» Data in this exercise
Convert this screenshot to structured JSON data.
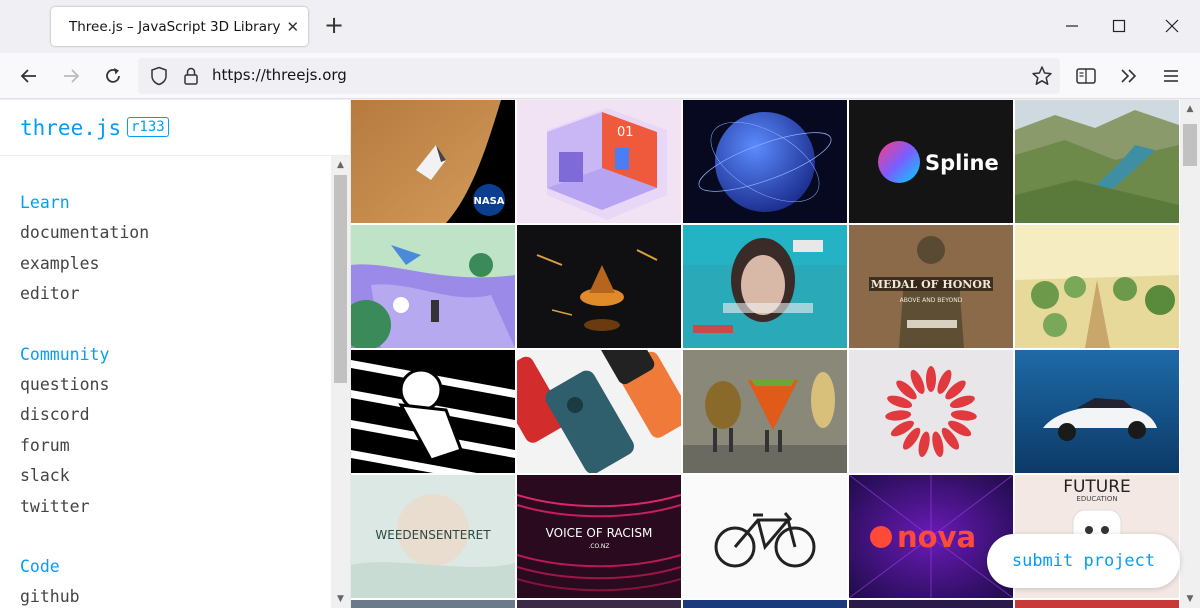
{
  "browser": {
    "tab_title": "Three.js – JavaScript 3D Library",
    "url": "https://threejs.org",
    "close_glyph": "✕",
    "newtab_glyph": "+"
  },
  "site": {
    "logo": "three.js",
    "revision": "r133",
    "submit_label": "submit project"
  },
  "sidebar": {
    "sections": [
      {
        "heading": "Learn",
        "links": [
          "documentation",
          "examples",
          "editor"
        ]
      },
      {
        "heading": "Community",
        "links": [
          "questions",
          "discord",
          "forum",
          "slack",
          "twitter"
        ]
      },
      {
        "heading": "Code",
        "links": [
          "github"
        ]
      }
    ]
  },
  "gallery": {
    "tiles": [
      {
        "name": "tile-nasa",
        "label": "NASA"
      },
      {
        "name": "tile-isometric-room",
        "label": "01"
      },
      {
        "name": "tile-globe",
        "label": ""
      },
      {
        "name": "tile-spline",
        "label": "Spline"
      },
      {
        "name": "tile-landscape",
        "label": ""
      },
      {
        "name": "tile-playground",
        "label": ""
      },
      {
        "name": "tile-spinning-top",
        "label": ""
      },
      {
        "name": "tile-glitch-portrait",
        "label": ""
      },
      {
        "name": "tile-medal-of-honor",
        "label": "MEDAL OF HONOR",
        "sub": "ABOVE AND BEYOND"
      },
      {
        "name": "tile-vineyard",
        "label": ""
      },
      {
        "name": "tile-astronaut",
        "label": ""
      },
      {
        "name": "tile-phones",
        "label": ""
      },
      {
        "name": "tile-dancing-food",
        "label": ""
      },
      {
        "name": "tile-red-flower-logo",
        "label": ""
      },
      {
        "name": "tile-car",
        "label": ""
      },
      {
        "name": "tile-weedensenteret",
        "label": "WEEDENSENTERET"
      },
      {
        "name": "tile-voice-of-racism",
        "label": "VOICE OF RACISM",
        "sub": ".CO.NZ"
      },
      {
        "name": "tile-bicycle",
        "label": ""
      },
      {
        "name": "tile-nova",
        "label": "nova"
      },
      {
        "name": "tile-future-education",
        "label": "FUTURE",
        "sub": "EDUCATION"
      }
    ]
  }
}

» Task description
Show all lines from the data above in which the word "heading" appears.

» Response below
        "heading": "Learn",
        "heading": "Community",
        "heading": "Code",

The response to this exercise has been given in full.